> _Dataset entries_
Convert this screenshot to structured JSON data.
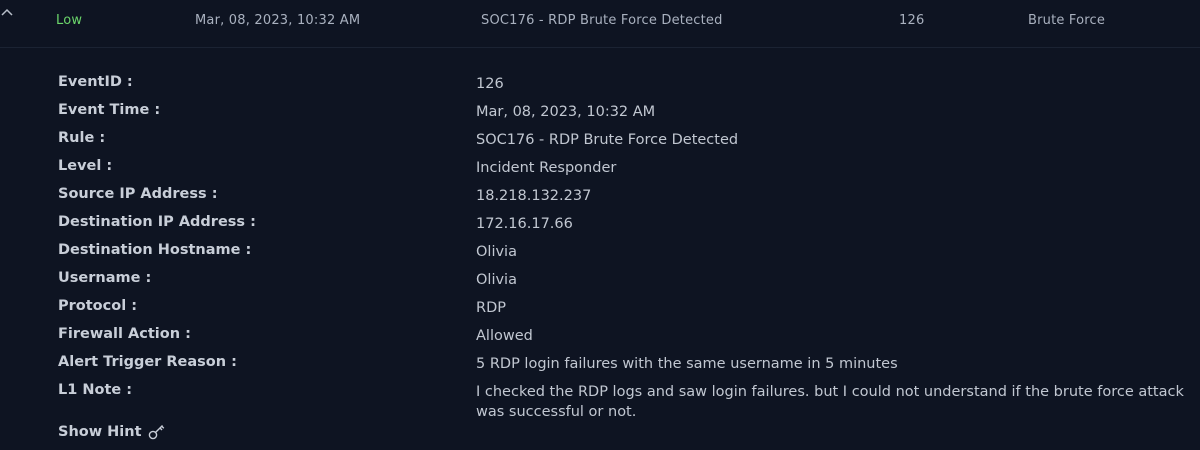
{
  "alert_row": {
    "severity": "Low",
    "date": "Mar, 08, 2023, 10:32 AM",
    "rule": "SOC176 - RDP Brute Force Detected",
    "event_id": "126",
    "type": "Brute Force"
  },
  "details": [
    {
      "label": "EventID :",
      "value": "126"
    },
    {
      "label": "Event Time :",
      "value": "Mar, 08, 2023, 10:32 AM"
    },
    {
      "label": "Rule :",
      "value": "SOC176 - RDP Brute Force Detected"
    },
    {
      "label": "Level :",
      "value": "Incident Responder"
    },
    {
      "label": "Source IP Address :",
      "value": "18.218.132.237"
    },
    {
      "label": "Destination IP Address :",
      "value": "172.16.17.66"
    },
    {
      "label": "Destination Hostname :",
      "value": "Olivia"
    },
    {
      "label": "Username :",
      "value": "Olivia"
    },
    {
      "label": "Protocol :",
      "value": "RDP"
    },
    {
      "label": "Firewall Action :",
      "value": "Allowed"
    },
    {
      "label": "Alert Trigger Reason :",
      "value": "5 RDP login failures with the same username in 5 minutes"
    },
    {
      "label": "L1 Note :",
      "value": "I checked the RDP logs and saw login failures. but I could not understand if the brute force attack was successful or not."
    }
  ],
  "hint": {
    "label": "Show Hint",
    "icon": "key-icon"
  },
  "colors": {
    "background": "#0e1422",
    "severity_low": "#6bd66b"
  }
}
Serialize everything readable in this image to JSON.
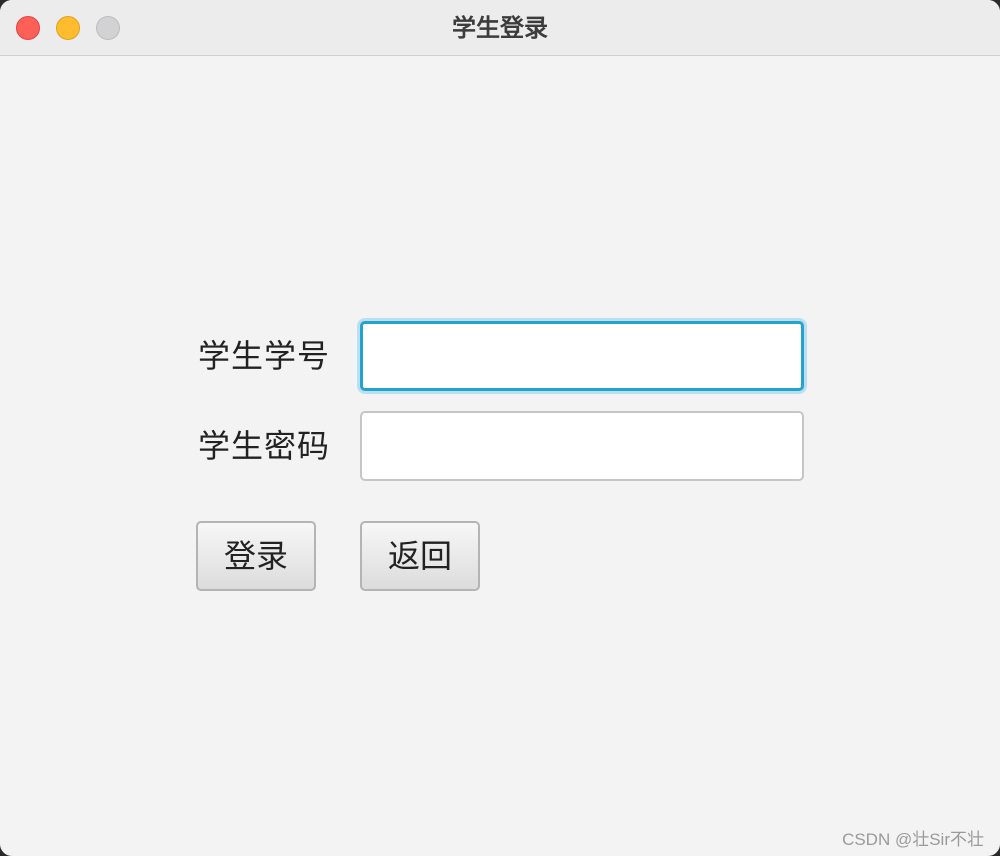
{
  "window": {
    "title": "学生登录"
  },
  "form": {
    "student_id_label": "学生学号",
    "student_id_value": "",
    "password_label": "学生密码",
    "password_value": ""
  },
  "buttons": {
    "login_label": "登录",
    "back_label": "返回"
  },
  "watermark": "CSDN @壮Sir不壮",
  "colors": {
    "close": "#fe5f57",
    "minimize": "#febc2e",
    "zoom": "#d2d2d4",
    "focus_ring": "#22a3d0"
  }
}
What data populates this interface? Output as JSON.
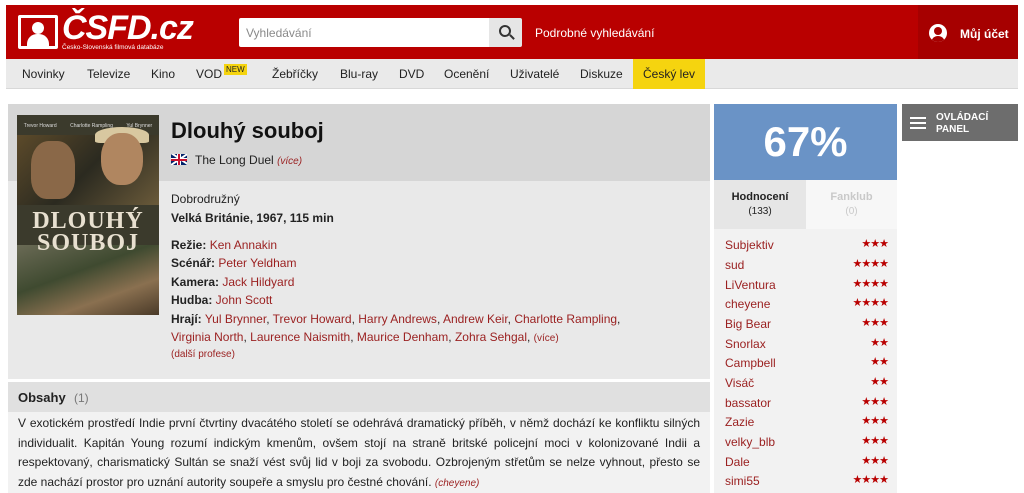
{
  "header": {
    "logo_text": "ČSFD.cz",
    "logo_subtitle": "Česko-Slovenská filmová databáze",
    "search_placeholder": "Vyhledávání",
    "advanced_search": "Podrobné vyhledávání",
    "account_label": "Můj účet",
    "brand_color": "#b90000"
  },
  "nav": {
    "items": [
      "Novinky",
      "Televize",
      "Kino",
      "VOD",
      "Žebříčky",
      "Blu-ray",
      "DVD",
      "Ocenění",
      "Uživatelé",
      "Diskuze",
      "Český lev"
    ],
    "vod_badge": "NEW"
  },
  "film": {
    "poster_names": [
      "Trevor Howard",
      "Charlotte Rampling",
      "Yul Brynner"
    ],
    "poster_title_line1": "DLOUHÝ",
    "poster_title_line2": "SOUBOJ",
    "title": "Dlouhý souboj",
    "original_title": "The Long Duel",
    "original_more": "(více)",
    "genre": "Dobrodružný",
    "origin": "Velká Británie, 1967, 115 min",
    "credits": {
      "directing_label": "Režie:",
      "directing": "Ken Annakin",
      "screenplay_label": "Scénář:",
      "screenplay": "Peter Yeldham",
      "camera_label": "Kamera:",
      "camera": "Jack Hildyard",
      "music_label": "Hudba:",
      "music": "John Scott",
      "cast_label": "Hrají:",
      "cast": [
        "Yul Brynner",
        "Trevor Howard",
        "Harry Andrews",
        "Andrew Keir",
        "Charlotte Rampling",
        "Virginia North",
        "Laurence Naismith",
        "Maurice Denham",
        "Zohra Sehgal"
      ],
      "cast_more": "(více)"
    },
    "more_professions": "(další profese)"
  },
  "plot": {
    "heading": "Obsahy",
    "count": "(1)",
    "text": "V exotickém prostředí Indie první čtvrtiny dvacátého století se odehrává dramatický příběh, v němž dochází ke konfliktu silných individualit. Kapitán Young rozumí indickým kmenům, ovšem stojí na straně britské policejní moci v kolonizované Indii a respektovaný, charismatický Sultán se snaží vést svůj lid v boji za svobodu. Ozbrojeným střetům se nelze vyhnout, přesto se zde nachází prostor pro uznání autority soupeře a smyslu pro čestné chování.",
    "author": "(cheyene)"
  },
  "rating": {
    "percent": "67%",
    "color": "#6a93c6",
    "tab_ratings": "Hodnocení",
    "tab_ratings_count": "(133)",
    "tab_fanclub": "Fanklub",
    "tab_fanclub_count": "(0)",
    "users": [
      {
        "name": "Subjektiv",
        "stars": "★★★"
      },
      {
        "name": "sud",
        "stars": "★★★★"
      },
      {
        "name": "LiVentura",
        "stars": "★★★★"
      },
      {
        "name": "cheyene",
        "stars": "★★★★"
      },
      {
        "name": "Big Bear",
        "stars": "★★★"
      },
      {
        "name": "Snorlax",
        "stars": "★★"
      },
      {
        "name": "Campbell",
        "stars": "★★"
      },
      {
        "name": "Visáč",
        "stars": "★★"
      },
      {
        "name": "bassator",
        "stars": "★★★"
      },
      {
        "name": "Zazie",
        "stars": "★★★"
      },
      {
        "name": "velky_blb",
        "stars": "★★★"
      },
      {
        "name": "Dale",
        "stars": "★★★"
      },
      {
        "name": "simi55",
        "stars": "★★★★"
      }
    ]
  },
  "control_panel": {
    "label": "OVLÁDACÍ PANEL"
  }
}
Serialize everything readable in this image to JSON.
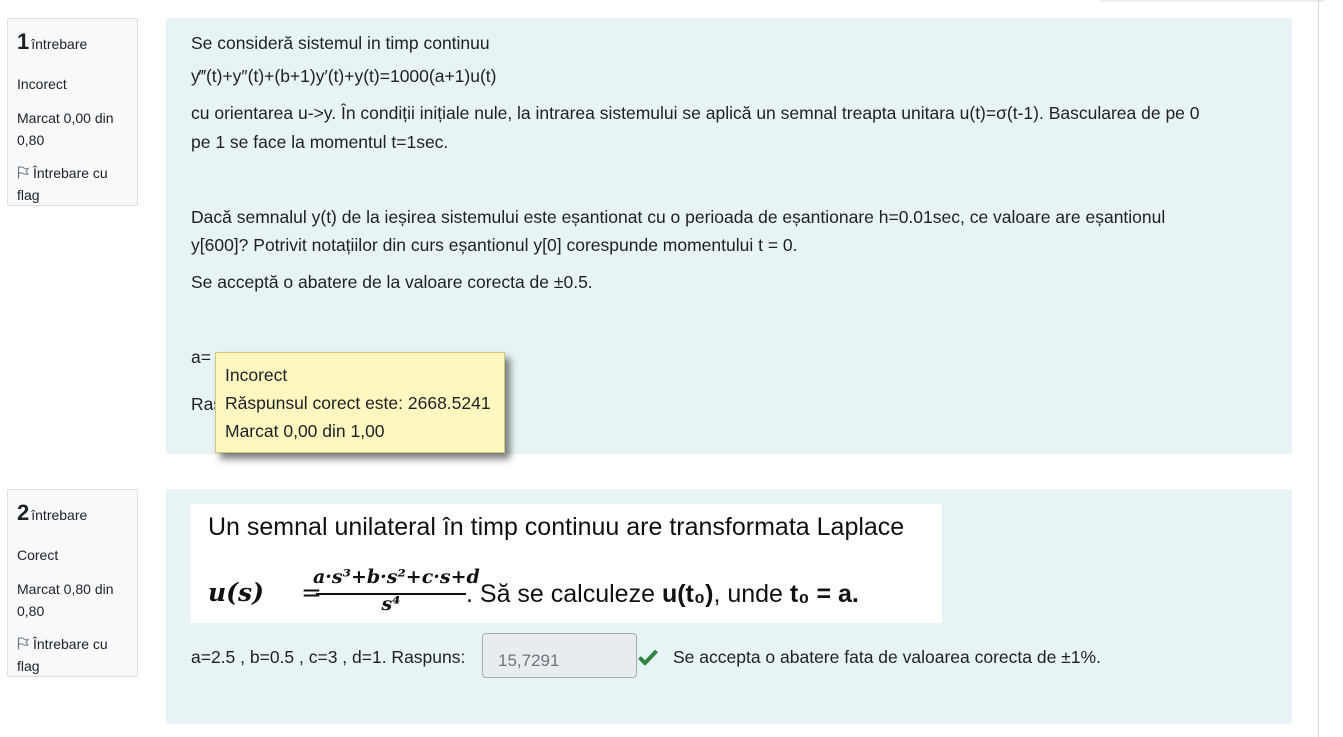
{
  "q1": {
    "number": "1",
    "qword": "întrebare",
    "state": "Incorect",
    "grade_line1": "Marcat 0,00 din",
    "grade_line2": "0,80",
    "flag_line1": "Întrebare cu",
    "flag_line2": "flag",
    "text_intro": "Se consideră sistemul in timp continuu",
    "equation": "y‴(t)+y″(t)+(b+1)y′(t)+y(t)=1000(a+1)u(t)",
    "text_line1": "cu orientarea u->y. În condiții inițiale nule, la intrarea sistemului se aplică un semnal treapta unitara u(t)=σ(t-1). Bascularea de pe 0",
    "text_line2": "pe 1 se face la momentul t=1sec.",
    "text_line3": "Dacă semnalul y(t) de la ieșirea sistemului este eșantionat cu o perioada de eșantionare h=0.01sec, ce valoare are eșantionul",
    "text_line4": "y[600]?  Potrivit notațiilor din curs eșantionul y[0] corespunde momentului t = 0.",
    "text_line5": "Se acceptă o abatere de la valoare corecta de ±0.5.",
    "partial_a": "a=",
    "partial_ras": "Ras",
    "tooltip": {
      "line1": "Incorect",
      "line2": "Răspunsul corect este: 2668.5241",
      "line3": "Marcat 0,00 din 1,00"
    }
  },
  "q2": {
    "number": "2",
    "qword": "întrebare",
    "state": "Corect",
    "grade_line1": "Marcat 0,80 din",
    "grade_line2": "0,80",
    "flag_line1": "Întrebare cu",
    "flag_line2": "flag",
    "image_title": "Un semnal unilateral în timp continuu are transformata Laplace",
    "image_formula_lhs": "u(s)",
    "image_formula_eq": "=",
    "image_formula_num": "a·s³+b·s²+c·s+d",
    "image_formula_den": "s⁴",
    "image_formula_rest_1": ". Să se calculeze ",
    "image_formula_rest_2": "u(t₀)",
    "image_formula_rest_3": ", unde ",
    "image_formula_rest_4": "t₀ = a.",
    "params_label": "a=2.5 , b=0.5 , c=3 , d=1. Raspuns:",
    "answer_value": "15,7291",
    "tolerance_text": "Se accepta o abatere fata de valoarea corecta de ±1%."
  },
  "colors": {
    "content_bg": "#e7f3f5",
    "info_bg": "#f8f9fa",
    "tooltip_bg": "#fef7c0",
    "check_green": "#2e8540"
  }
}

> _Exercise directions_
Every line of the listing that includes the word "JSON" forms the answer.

> _Answer space_
Convert this screenshot to structured JSON data.
Serialize everything readable in this image to JSON.
What data populates this interface? Output as JSON.
Serialize everything readable in this image to JSON.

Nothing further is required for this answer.